Millions of elderly individuals suffer a slip-and-fall injury every year. It’s a common cause of injury in those over 65, and the majority of these injuries occur in your own home. A bad fall can lead to severe injuries that can stay with you for the rest of your life. But learning some facts about these injuries may help you to better understand and prevent these falls from happening to you. Keep reading to learn more.
Falls Can Cause Serious Injuries
As common as falls are, that doesn’t mean that they’re minor. The elderly are particularly susceptible to severe injuries as a result of a slip and fall. One out of every five falls leads to severe damage, such as a head injury or broken bones. Three million elderly individuals are treated in emergency rooms each year for fall-related injuries, and 800,000 of them end up hospitalized from these injuries (most commonly head injuries and hip fractures).

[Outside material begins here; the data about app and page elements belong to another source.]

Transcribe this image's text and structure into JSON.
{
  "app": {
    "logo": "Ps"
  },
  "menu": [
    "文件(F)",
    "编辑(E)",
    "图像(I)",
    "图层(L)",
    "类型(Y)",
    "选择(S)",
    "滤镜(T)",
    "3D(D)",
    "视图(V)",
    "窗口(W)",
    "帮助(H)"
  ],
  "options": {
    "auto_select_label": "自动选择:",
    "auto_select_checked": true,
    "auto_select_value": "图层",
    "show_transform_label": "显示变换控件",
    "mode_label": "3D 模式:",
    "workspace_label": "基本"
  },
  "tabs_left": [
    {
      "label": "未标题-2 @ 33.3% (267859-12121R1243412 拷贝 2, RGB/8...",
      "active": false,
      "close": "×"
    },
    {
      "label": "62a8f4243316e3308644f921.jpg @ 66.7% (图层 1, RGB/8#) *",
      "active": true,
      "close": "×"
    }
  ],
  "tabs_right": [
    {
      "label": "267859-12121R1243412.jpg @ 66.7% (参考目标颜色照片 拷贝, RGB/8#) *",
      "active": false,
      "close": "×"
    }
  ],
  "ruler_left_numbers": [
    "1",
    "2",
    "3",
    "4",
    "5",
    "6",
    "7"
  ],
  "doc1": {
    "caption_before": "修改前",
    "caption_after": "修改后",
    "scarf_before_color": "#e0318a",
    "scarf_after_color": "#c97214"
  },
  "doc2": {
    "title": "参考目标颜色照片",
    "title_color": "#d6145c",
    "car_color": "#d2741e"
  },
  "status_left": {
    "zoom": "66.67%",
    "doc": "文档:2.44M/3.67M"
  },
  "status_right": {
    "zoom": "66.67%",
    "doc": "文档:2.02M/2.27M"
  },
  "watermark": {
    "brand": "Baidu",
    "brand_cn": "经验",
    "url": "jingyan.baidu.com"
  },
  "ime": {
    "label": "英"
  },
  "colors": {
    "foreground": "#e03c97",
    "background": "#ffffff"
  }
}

Common Causes of Falls
Numerous risk factors can increase your likelihood of falling and sustaining a severe injury. Some of these risk factors are related to your home, while others may be related to your health. Health conditions that increase your risk of falling include the following:
- Weakness in the lower body
- Vitamin D deficiency
- Balance issues
- Certain medicines that impact your balance (e.g., sedatives, tranquilizers, and even antidepressants)
- Vision problems
- Poor footwear
- Foot pain
Dangers in the home can also lead to falling. Common home hazards that cause falls include the following:
- Uneven or broken steps
- Throw rugs (especially unsecured ones)
- Lack of rails on staircases
- Slippery surfaces (e.g., shower stalls, bathroom floors, tubs, etc.)
- Poor lighting
While you may not correct all of the health issues that can be risk factors for falling, it is possible to restore the hazards around your home to reduce your risk of losing. Grab handles, walk-in tubs, railing on all staircases, and so on, can all help to make your home a safer place.
Where Falls Most Often Occur
As mentioned, most falls occur in the home. But what parts of the home are they most likely to happen in? Here are the most fall-prone areas of the home, in order from the most hazardous to the least:
- Living room and bedroom
Focus on improving these areas’ safety, especially the bathroom, to make it less likely that you’ll suffer a fall and subsequent injury. The bathroom can easily be improved with walk-in tubs, grab handles and other simple safety upgrades. Protect yourself from fall-related injuries, and make your home a safer place to live.